The World Health Organization (WHO) recently recognized burnout as a syndrome stemming from chronic workplace stress that hasn’t been successfully managed. It is now an occupational phenomenon. And the words of Belgian philosopher Pascal Chabot have been proven true – burnout is a civilization’s disease. What are the key factors that characterize burnout?
- Feelings of energy depletion or exhaustion.
- Increased negativism or cynicism related to one’s job.
- Reduced professional efficacy and low productivity.
Reading this, you might think that only people who are in high-stress, high-profile jobs, experience burnout. But, in the words of journalist Anne Helen Petersen, “Burnout and the behaviors that accompany it aren’t something we can cure by going on vacation. It’s not limited to workers in acutely high-stress environments. And it’s not temporary. It’s the millennial condition. It’s our base temperature. It’s our background music. It’s the way things are. It’s our lives.” This means, you can absolutely love your job, and still get burnt out. What can we do about this though?
- Find something to do outside your career. Says neurosurgeon Mark McLaughlin, “Helping others be their best is a critical element of a life in which we are effective and happy. It can keep you grounded and focused. Doing so can make you less susceptible to burnout yourself, by giving you a source of personal satisfaction.” It could be something as simple as planting a tree, volunteering for a cause, or even recommending job seekers/ reviewing their CVs. The idea is to help others.

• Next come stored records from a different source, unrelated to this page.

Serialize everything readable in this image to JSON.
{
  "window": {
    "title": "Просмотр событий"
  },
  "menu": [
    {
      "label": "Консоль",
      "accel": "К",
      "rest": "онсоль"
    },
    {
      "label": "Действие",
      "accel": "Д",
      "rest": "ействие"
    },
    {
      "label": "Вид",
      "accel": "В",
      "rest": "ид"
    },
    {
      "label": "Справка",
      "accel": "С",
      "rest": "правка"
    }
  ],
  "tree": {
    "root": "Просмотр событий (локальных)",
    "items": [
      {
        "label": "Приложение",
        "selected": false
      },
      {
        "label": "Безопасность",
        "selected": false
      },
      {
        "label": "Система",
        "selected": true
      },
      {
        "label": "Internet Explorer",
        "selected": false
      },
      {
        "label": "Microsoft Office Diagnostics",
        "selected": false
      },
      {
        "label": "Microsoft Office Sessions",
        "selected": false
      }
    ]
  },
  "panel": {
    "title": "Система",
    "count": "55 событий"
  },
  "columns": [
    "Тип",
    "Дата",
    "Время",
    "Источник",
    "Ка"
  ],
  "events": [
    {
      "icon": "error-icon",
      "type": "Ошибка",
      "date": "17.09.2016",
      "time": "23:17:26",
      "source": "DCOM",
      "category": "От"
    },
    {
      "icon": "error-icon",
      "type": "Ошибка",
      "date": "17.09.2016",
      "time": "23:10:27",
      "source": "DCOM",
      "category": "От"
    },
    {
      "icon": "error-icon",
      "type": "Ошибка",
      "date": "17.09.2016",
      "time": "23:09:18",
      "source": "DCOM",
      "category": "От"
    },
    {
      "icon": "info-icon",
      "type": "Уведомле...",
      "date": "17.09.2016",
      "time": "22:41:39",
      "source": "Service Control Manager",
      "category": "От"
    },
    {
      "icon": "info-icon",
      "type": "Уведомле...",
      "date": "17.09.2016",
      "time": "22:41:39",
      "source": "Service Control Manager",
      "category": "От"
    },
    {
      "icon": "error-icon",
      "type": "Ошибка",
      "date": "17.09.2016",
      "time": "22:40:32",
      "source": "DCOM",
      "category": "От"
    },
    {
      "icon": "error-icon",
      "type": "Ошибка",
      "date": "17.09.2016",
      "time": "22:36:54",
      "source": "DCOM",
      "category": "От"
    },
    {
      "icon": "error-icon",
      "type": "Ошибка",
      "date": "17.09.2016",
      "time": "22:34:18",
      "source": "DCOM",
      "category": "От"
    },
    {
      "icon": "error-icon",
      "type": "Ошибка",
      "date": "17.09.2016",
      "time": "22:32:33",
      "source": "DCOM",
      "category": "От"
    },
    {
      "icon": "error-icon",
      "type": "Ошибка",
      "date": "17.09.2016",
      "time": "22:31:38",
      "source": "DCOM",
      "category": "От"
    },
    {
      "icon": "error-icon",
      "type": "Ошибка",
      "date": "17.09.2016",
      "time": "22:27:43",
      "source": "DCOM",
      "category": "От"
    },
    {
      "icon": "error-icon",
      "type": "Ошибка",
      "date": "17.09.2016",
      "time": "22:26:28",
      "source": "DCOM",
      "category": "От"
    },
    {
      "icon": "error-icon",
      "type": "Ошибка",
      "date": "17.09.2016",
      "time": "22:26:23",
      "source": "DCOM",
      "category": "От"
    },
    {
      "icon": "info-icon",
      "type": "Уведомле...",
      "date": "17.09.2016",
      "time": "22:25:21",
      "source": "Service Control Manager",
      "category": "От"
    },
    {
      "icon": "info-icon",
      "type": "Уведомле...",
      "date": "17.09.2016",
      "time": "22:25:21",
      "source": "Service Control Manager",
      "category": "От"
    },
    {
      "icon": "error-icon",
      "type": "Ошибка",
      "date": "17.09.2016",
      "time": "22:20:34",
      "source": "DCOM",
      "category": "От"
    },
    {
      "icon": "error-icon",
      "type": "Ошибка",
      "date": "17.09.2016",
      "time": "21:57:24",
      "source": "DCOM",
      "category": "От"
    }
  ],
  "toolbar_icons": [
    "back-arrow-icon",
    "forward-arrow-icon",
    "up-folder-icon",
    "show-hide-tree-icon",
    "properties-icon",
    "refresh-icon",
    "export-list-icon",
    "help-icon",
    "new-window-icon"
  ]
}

- Take a productive pause. This is not about taking a break. It is about creating intentional spaces for reflection. Think of it as a green room, where the performance is disconnected in between phases of being on stage. Carve out a short period to reflect about specific questions, which can lead to clarity of action and peace of mind. Just close your eyes, visualize yourself in your favorite place, and ask yourself, “What can I truly do in this situation to bring more ease?” It’s a good reset.
- Have a stress speed-dial friend. It is a well-known, well-researched fact that healthy, supportive relationships go a long way in negating the ill-effects of stress. Cultivate such relationships in the workplace, where people understand what you do, and hence can help you navigate the challenges faced. It need not be a close friendship. It could be a mentor, your manager who is approachable, or a colleague for whom you play the same role.
In the age of constant connectivity and always ‘switched-on’ state of mind, burnout is within our reach. So are the solutions. What are you willing to do, to step closer to your well-being?